Set to inspirational choir music and glorious scenes of a rugged green shoreline, Carl Sagan opened his television documentary Cosmos by declaring that “the Cosmos is all that is, or ever was, or ever will be.” The famous astronomer then outlined a plan for humanity’s salvation: For the first time, we have the power to decide the fate of our Read More ›
A recurring theme of the 1994 book Pale Blue Dot, by the late astronomer Carl Sagan, is that we are insignificant in the cosmic scheme. In one memorable passage, Sagan pushes this point while reflecting on an image of Earth taken by Voyager 1 in 1990 from some four billion miles away. He writes:
Because of the reflection of sunlight … Earth seems to be sitting in a beam of light, as if there were some special significance to this small world. But it’s just an accident of geometry and optics … Our posturings, our imagined self-importance, the delusion that we have some privileged position in the Universe, are challenged by this point of pale light. Our planet is a lonely speck in the great enveloping cosmic dark.
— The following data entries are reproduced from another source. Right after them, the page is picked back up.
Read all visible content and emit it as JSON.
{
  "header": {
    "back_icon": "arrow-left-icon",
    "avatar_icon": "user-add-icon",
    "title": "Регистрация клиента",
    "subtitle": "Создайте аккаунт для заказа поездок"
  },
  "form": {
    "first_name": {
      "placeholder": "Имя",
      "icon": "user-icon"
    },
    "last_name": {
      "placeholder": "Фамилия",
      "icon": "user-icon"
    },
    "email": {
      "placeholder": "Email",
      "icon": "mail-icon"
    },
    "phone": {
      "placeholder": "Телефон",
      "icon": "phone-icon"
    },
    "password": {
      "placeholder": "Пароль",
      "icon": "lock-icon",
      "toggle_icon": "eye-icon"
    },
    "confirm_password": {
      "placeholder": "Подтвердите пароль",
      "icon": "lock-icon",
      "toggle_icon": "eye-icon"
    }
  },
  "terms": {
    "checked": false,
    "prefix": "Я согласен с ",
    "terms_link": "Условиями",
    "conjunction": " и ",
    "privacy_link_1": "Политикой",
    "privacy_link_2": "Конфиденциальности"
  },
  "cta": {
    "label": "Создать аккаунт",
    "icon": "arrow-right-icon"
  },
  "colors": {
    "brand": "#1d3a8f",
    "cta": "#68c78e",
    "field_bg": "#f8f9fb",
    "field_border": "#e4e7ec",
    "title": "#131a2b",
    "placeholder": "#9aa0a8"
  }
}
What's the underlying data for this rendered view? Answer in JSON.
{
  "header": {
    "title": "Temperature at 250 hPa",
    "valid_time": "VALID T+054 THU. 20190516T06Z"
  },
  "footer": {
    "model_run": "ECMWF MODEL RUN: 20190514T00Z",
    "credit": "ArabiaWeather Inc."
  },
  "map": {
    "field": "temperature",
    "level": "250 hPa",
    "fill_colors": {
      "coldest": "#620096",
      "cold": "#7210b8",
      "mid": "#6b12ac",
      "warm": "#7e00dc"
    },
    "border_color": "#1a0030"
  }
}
In our obscurity, in all this vastness, there is no hint that help will come from elsewhere to save us from ourselves.
You might think that Sagan had an eccentric, melancholy personality. But his sermonette actually expresses an idea popular among modern scientists known as the Copernican Principle. Its proponents trace the history of the principle to its namesake, Nicolaus Copernicus (d. 1543). According to the popular story, Copernicus demoted us by showing that ours was a sun-centered universe, with Earth both rotating around its axis and revolving around the sun like the other planets. He dislodged us from our place of centrality and, therefore, importance. Scientists since Copernicus have only reinforced this initial dethroning. Or so the story goes.
Open virtually any introductory astronomy textbook and you will read some version of this story. It has a single, decisive, problem: it’s false. Historians of science have protested this description of the development of science for decades; but so far, their protests have not trickled down to the masses or the textbook writers.
The real story is much more subtle. We can only sketch its outlines here. The pre-Copernican cosmology was a combination of the physical and metaphysical vision of the Greek philosopher Aristotle (384-322 BC), and the observations and mathematical models of Ptolemy (circa 100-175 AD) and other astronomers. The universe they envisioned was a set of nested, concentric spheres that encircled our spherical, terrestrial globe, a model that nicely explained a whole range of astronomical phenomena in the pre-telescope era. The crystalline spheres were thought to connect so that the movement of the outer, stellar sphere of the stars moved the inner spheres that housed the planets, Sun, and Moon. This model gave order to the east to west movement of the Sun and the Moon, the celestial sphere encircling the celestial poles, and the perplexing and somewhat irregular paths of the known planets.Read More ›
In 1995 the National Academy of Sciences, through its National Research Council arm, issued a set of national science education standards calling for “dramatic changes” in the way science is taught in grade schools and high schools. Several years later the Kansas State Board of Education appointed a panel of scientists and academics to advise it on bringing state guidelines Read More ›
Evolution has enormous purchase on the public imagination, and it’s easy to understand why. Just peek into the average living room where toddlers everywhere are sitting wide-eyed before videos like The Land Before Time series. This series offers nothing less than an excursion into evolution. Colorful one-celled organisms arise in a blue-green primeval ocean, where they “change again and again,” Read More ›
En Español When the physics of Galileo and Newton displaced the physics of Aristotle, scientists tried to explain the world by discovering its deterministic natural laws. When the quantum physics of Bohr and Heisenberg in turn displaced the physics of Galileo and Newton, scientists realized they needed to supplement their deterministic natural laws by taking into account chance processes in Read More ›
In a retrospective essay on Carl Sagan in the January 9, 1997 New York Review of Books, Harvard Genetics Professor Richard Lewontin tells how he first met Sagan at a public debate in Arkansas in 1964. The two young scientists had been coaxed by senior colleagues to go to Little Rock to debate the affirmative side of the question: “RESOLVED, that Read More ›